Conclusion

Methanosarcina barkeri CM1 is one of many species of rumen methanogens. As the raising and consumption of ruminants increases, so too does the amount of food and water necessary to sustain this industry. Additionally, because the CM1 strain, similar to other methanogens, can produce methane from multiple molecules, decreasing methane production from animals used for food throughout history and the world proves extremely challenging. However, as global warming becomes an increasing threat, efforts are ongoing to find new ways to keep this food source available while reducing greenhouse gas emissions.

References
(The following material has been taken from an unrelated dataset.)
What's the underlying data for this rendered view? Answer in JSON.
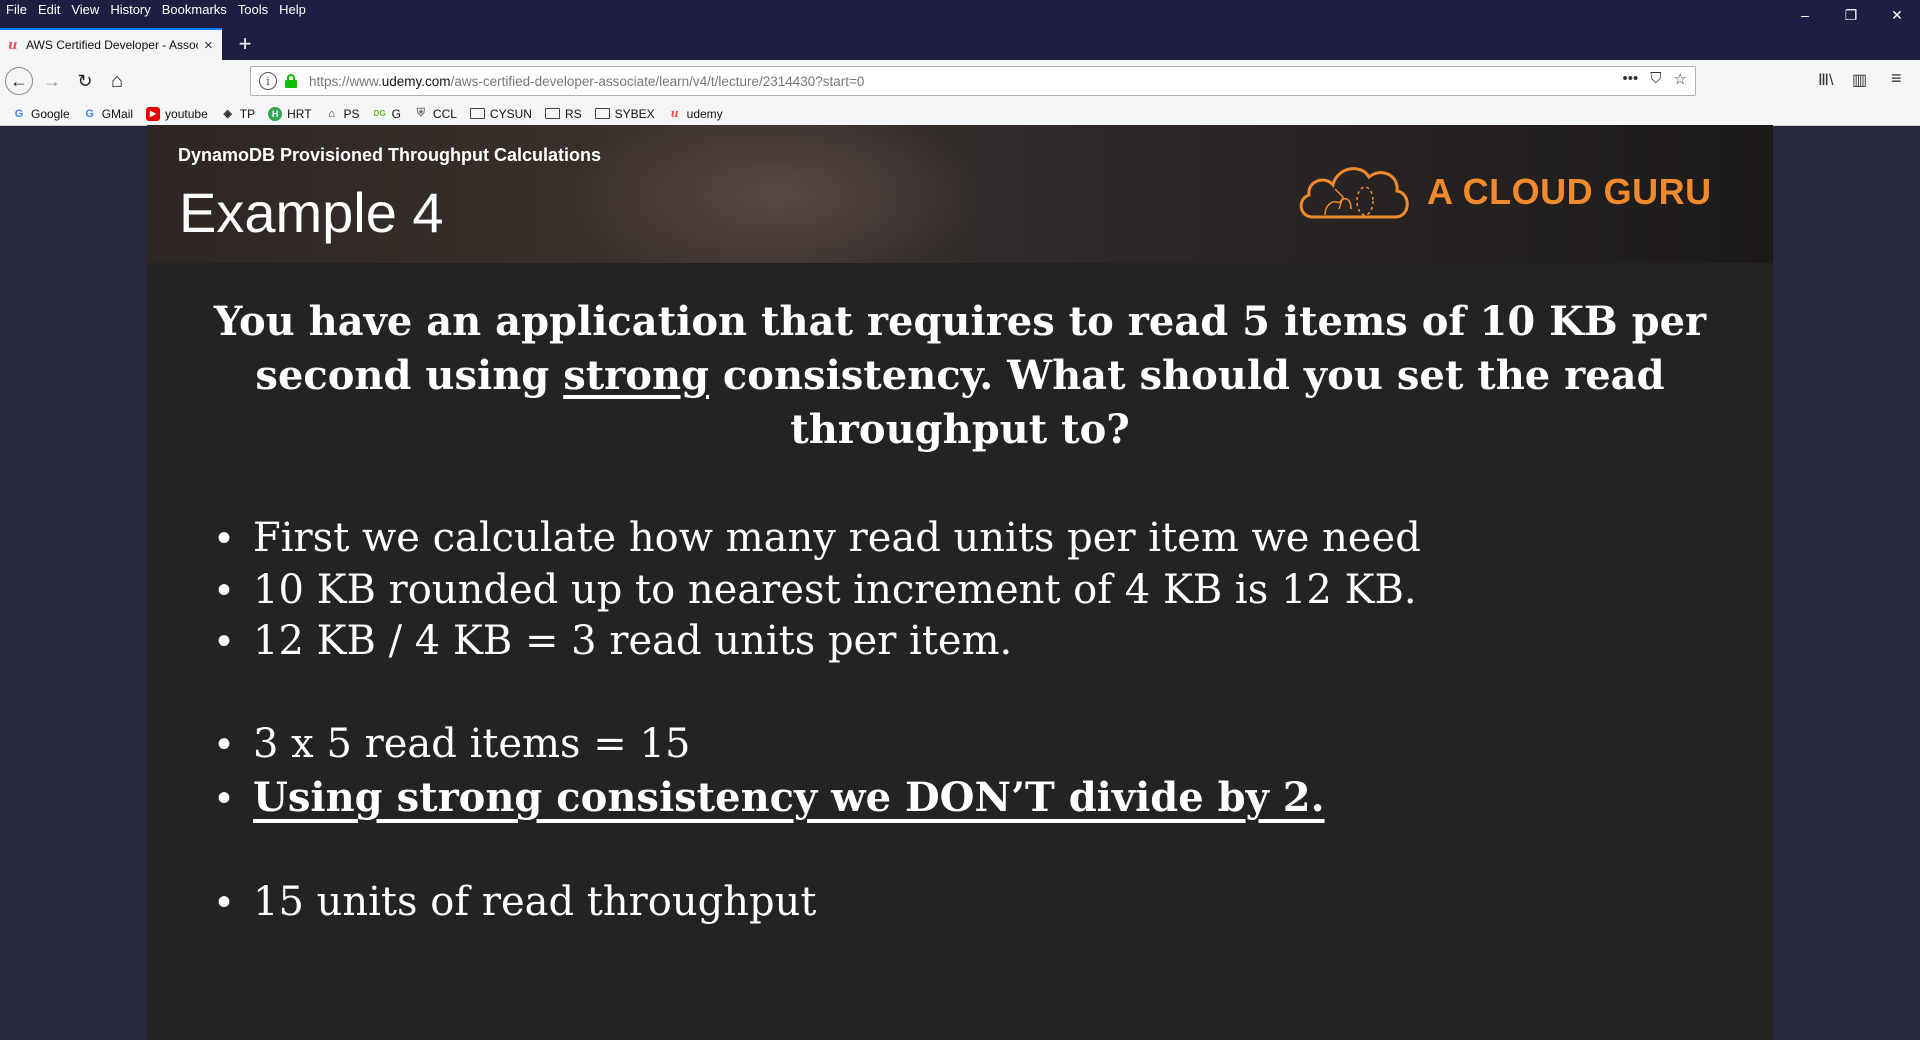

  1. 1.0 1.1 1.2 1.3 1.4 Hook, Sarah E et al. “Methanogens: methane producers of the rumen and mitigation strategies.” Archaea (Vancouver, B.C.) vol. 2010 945785. 30 Dec. 2010, doi:10.1155/2010/945785. https://www.ncbi.nlm.nih.gov/pmc/articles/PMC3021854/
  2. Jarvis, G., Strömpl, C., Burgess, D. et al. Isolation and Identification of Ruminal Methanogens from Grazing Cattle. Curr Microbiol 40, 327–332 (2000).[1]
  3. 3.00 3.01 3.02 3.03 3.04 3.05 3.06 3.07 3.08 3.09 3.10 Lambie, S.C., Kelly, W.J., Leahy, S.C. et al. The complete genome sequence of the rumen methanogen Methanosarcina barkeri CM1. Stand in Genomic Sci 10, 57 (2015). [2]
  4. 4.0 4.1 Owens F.N., Basalan M. (2016) Ruminal Fermentation. In: Millen D., De Beni Arrigoni M., Lauritano Pacheco R. (eds) Rumenology. Springer, Cham. https://doi.org/10.1007/978-3-319-30533-2_3 [3]
  5. Libretexts. “1.3: Bacterial Restriction/Modification System.” Biology LibreTexts, 14 July 2020.
  6. Maeder, Dennis L., et al. “The Methanosarcina Barkeri Genome: Comparative Analysis with Methanosarcina Acetivorans and Methanosarcina Mazei Reveals Extensive Rearrangement within Methanosarcinal Genomes.” Journal of Bacteriology, American Society for Microbiology Journals, 15 Nov. 2006, jb.asm.org/content/188/22/7922.
  7. 7.0 7.1 Rohlin, Lars, et al. “Identification of the Major Expressed S-Layer and Cell Surface-Layer-Related Proteins in the Model Methanogenic Archaea: Methanosarcina Barkeri Fusaro and Methanosarcina Acetivorans C2A.” Archaea, Hindawi, 15 May 2012, www.hindawi.com/journals/archaea/2012/873589/.
  8. 8.0 8.1 Feist, Adam M, Scholten, Johannes C M, Palsson, Bernhard Ø, Brockman, Fred J, Ideker, Trey, (2006) Modeling methanogenesis with a genome‐scale metabolic reconstruction of Methanosarcina barkeri. Molecular Systems Biology, 2. 2006.0004. doi: accession:10.1038/msb4100046[4]
  9. Gonnerman, M.C., Benedict, M.N., Feist, A.M., Metcalf, W.W. and Price, N.D. (2013), Genomically and biochemically accurate metabolic reconstruction of Methanosarcina barkeri Fusaro, iMG746. Biotechnology Journal, 8: 1070-1079.[5]
  10. Ellis, J. L., et al. “Prediction of Methane Production from Dairy and Beef Cattle.” Journal of Dairy Science, vol. 90, no. 7, 2007, pp. 3456–66. Crossref, doi:10.3168/jds.2006-675.[6]
  11. 11.0 11.1 11.2 Buddle, Bryce M., et al. “Strategies to Reduce Methane Emissions from Farmed Ruminants Grazing on Pasture.” The Veterinary Journal, vol. 188, no. 1, 2011, pp. 11–17. Crossref, doi:10.1016/j.tvjl.2010.02.019.[7]
  12. Williams, Yvette J., et al. “A Vaccine against Rumen Methanogens Can Alter the Composition of Archaeal Populations.” Applied and Environmental Microbiology, vol. 75, no. 7, 2009, pp. 1860–66. Crossref, doi:10.1128/aem.02453-08.[8]
  13. Wozniacka, Gosia. “Can We Grow Enough Seaweed to Help Cows Fight Climate Change?” Civil Eats, 19 Sept. 2019, civileats.com/2019/06/03/can-we-grow-enough-seaweed-to-help-cows-fight-climate-change.[9]


Edited by Emily Banthin, student of Joan Slonczewski for BIOL 116 Information in Living Systems, 2020, Kenyon College.